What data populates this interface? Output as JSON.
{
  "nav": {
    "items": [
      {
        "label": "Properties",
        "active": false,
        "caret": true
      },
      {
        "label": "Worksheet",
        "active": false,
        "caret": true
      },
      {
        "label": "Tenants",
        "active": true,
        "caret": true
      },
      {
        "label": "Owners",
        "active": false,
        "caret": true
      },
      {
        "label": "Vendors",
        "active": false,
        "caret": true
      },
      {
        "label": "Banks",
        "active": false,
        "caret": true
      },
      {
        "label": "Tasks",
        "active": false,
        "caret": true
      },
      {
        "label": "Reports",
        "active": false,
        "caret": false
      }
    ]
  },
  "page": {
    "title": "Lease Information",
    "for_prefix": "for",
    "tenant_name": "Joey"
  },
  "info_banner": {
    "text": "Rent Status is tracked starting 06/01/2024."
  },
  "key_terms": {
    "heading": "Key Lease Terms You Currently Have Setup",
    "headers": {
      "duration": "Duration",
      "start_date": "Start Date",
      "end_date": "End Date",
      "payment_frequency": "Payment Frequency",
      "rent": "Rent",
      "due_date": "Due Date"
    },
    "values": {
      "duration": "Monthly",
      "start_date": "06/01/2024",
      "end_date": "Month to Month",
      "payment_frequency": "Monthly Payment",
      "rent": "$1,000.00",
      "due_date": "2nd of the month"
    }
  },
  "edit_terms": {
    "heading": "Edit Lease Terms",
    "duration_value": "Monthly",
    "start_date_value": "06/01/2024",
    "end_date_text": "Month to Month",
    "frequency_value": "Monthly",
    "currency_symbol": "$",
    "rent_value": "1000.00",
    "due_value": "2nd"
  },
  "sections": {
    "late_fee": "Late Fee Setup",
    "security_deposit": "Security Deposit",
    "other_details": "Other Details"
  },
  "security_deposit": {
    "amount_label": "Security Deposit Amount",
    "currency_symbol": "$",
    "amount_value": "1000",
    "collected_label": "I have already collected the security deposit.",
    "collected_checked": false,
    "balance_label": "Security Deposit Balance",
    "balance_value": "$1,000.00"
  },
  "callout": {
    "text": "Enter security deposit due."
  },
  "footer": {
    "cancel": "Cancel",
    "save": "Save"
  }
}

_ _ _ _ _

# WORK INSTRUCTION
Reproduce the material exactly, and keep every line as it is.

# WRITTEN SOLUTION
What data populates this interface? Output as JSON.
{
  "nav": {
    "items": [
      {
        "label": "Properties",
        "active": false,
        "caret": true
      },
      {
        "label": "Worksheet",
        "active": false,
        "caret": true
      },
      {
        "label": "Tenants",
        "active": true,
        "caret": true
      },
      {
        "label": "Owners",
        "active": false,
        "caret": true
      },
      {
        "label": "Vendors",
        "active": false,
        "caret": true
      },
      {
        "label": "Banks",
        "active": false,
        "caret": true
      },
      {
        "label": "Tasks",
        "active": false,
        "caret": true
      },
      {
        "label": "Reports",
        "active": false,
        "caret": false
      }
    ]
  },
  "page": {
    "title": "Lease Information",
    "for_prefix": "for",
    "tenant_name": "Joey"
  },
  "info_banner": {
    "text": "Rent Status is tracked starting 06/01/2024."
  },
  "key_terms": {
    "heading": "Key Lease Terms You Currently Have Setup",
    "headers": {
      "duration": "Duration",
      "start_date": "Start Date",
      "end_date": "End Date",
      "payment_frequency": "Payment Frequency",
      "rent": "Rent",
      "due_date": "Due Date"
    },
    "values": {
      "duration": "Monthly",
      "start_date": "06/01/2024",
      "end_date": "Month to Month",
      "payment_frequency": "Monthly Payment",
      "rent": "$1,000.00",
      "due_date": "2nd of the month"
    }
  },
  "edit_terms": {
    "heading": "Edit Lease Terms",
    "duration_value": "Monthly",
    "start_date_value": "06/01/2024",
    "end_date_text": "Month to Month",
    "frequency_value": "Monthly",
    "currency_symbol": "$",
    "rent_value": "1000.00",
    "due_value": "2nd"
  },
  "sections": {
    "late_fee": "Late Fee Setup",
    "security_deposit": "Security Deposit",
    "other_details": "Other Details"
  },
  "security_deposit": {
    "amount_label": "Security Deposit Amount",
    "currency_symbol": "$",
    "amount_value": "1000",
    "collected_label": "I have already collected the security deposit.",
    "collected_checked": false,
    "balance_label": "Security Deposit Balance",
    "balance_value": "$1,000.00"
  },
  "callout": {
    "text": "Enter security deposit due."
  },
  "footer": {
    "cancel": "Cancel",
    "save": "Save"
  }
}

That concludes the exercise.